I’ve ridden other electric scooters with pneumatic tires, which can cause a headache by getting punctures and flats. Solid tires don’t have as much of a problem with that, which is great when you’re riding on city roads bestrewn with glass, metal pieces and other debris. But solid tires also don’t provide the cushioning as air-filled tires. I definitely felt my bones rattled by all the potholes, bumps and uneven spots on my local roads. The ride was much smoother and pleasant on freshly paved paths in parks and greenways.
Braking was smooth, though I was surprised to find I preferred using the rear brake. From bicycling, I’m used to squeezing a brake, yet the back brake felt a little more easier to control. I could either lightly step on the back fender or press more firmly down on it. I often used a combination of both, and I never felt in danger of a hard stop that might throw me forward.

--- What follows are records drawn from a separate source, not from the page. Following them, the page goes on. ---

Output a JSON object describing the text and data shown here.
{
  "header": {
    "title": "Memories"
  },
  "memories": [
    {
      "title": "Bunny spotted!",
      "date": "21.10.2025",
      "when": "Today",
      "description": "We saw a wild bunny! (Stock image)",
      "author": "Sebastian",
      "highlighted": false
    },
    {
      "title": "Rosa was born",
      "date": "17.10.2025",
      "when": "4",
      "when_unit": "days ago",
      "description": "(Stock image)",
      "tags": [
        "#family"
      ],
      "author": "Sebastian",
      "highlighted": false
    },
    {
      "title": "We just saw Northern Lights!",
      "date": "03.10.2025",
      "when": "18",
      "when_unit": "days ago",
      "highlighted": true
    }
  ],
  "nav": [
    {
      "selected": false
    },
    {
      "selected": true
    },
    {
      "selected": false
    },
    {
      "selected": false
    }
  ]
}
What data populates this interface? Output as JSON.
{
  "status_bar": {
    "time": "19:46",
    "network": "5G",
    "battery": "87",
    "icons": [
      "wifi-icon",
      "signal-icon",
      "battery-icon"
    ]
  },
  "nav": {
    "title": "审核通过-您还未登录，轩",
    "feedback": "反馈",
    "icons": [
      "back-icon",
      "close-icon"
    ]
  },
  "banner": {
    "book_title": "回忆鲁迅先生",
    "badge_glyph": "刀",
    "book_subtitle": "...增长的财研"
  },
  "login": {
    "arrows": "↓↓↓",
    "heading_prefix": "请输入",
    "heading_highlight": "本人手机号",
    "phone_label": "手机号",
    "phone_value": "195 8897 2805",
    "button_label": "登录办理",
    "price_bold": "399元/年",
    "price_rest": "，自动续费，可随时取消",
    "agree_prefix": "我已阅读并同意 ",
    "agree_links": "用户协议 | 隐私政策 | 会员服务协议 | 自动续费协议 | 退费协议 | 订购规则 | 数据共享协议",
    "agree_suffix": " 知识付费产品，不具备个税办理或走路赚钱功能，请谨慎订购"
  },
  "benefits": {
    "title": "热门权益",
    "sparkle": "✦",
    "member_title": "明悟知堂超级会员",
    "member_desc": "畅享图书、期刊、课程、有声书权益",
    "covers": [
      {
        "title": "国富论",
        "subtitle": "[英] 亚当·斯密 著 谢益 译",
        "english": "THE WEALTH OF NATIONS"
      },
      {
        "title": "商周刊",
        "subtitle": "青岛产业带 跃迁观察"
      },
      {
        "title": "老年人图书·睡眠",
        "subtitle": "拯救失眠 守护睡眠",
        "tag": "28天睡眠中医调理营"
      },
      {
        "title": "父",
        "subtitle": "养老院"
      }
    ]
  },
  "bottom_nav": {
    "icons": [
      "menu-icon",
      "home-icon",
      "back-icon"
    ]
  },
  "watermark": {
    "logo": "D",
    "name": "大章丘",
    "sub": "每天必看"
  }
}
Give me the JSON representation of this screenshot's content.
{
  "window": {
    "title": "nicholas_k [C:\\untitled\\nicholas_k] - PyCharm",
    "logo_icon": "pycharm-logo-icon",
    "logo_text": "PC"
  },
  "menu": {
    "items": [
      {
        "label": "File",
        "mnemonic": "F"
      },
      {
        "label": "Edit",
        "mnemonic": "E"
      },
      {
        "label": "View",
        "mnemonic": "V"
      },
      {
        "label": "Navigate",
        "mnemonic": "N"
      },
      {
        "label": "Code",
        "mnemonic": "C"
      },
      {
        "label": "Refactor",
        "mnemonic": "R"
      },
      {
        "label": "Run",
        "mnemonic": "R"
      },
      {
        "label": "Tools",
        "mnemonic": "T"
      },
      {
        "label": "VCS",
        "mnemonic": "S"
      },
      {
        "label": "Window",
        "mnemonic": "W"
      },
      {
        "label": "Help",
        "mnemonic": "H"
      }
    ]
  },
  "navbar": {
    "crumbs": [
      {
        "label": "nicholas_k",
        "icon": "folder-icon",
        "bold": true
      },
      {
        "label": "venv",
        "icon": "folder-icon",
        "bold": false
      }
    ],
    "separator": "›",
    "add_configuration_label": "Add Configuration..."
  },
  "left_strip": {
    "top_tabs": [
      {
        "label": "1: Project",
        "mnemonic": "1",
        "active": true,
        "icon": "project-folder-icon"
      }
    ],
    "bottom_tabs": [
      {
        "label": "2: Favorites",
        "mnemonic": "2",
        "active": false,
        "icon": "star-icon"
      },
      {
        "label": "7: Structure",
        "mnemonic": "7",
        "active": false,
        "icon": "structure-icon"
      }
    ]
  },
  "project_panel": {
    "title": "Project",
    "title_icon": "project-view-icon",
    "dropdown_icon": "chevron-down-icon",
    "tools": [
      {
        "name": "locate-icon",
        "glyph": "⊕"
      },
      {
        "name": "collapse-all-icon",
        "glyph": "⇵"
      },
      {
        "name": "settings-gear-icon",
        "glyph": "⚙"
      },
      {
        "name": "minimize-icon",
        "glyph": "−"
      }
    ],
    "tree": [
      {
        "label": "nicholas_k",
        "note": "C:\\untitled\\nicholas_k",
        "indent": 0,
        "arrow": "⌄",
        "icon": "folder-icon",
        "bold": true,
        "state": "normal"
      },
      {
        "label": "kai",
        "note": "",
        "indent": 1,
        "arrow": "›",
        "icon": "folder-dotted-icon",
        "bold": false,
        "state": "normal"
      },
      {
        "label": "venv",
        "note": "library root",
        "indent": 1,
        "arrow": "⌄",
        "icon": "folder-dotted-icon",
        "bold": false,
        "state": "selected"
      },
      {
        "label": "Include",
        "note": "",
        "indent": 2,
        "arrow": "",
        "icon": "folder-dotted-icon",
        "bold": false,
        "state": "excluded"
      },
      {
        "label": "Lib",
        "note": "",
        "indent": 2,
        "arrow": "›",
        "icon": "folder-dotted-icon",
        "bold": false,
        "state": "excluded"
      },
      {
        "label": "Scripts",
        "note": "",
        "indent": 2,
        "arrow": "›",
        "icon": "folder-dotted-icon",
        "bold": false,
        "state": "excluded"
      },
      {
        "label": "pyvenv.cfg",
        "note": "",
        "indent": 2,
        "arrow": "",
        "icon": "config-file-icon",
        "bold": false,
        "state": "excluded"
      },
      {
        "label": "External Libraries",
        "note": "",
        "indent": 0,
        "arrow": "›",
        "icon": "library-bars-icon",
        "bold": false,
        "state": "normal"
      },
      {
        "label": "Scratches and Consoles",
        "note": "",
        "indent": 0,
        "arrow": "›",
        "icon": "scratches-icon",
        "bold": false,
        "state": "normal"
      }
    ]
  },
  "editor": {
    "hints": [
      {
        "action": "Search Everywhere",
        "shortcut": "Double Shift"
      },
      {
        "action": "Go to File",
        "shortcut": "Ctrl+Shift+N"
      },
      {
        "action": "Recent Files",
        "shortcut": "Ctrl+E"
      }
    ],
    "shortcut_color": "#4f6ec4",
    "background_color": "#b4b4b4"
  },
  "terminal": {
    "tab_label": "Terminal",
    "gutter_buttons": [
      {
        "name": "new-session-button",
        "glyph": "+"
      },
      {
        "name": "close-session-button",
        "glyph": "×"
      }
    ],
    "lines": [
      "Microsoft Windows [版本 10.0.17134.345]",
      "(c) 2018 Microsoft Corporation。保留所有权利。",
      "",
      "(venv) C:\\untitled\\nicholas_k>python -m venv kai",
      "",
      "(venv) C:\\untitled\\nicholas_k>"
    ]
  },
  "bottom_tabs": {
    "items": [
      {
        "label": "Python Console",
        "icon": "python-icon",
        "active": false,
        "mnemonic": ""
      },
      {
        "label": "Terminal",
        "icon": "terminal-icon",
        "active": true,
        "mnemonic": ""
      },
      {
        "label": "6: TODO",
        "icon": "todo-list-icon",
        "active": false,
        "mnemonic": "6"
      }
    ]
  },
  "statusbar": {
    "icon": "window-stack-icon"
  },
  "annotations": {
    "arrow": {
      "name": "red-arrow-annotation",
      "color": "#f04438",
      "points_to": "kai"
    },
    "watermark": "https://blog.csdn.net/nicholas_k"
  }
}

Battery life was excellent. After fully charging, I took the X8 on several hilly rides totaling about 12 miles and the LED display still showed three bars. When the pandemic has eased up and it’s safe to go back to our office, I may test the X8’s stamina on a round-trip commute, about 15 miles total, and see if the battery lasts enough to get me home at the end of the day.
Slidgo X8 electric scooter review: Verdict
As I said at the top of this review, I had already been considering buying a mid-range electric scooter on my own before receiving the Slidgo X8. In fact, I did buy one and it turned out to be a lemon out of the box, so I had to return it (I won’t name the brand).
Then, I got the opportunity to review the X8 and it turned out to fit all my needs: under $1,000, easy to assemble and use, powerful enough to get me up steep hills and outfitted with a battery that could last long enough for my work commute when that restarts.
The Slidgo X8 is a neat, tidy electric scooter that looks nice and rides well. It may not be the fastest electric scooter in the market, but then again, it’s also much more affordable than the high-end brands. Nearly identical to the Levy Plus, the X8 has a replaceable battery that’s immensely helpful if you require a scooter with more stamina (but you also don’t need to spend extra money on an additional unit if you don’t). And the solid tires are great if you’re worried about flats, even if they make rides a bit bumpier at times.
If you’re like me, and want a “starter” scooter to get around locally, then the Slidgo X8 just might be the perfect fit.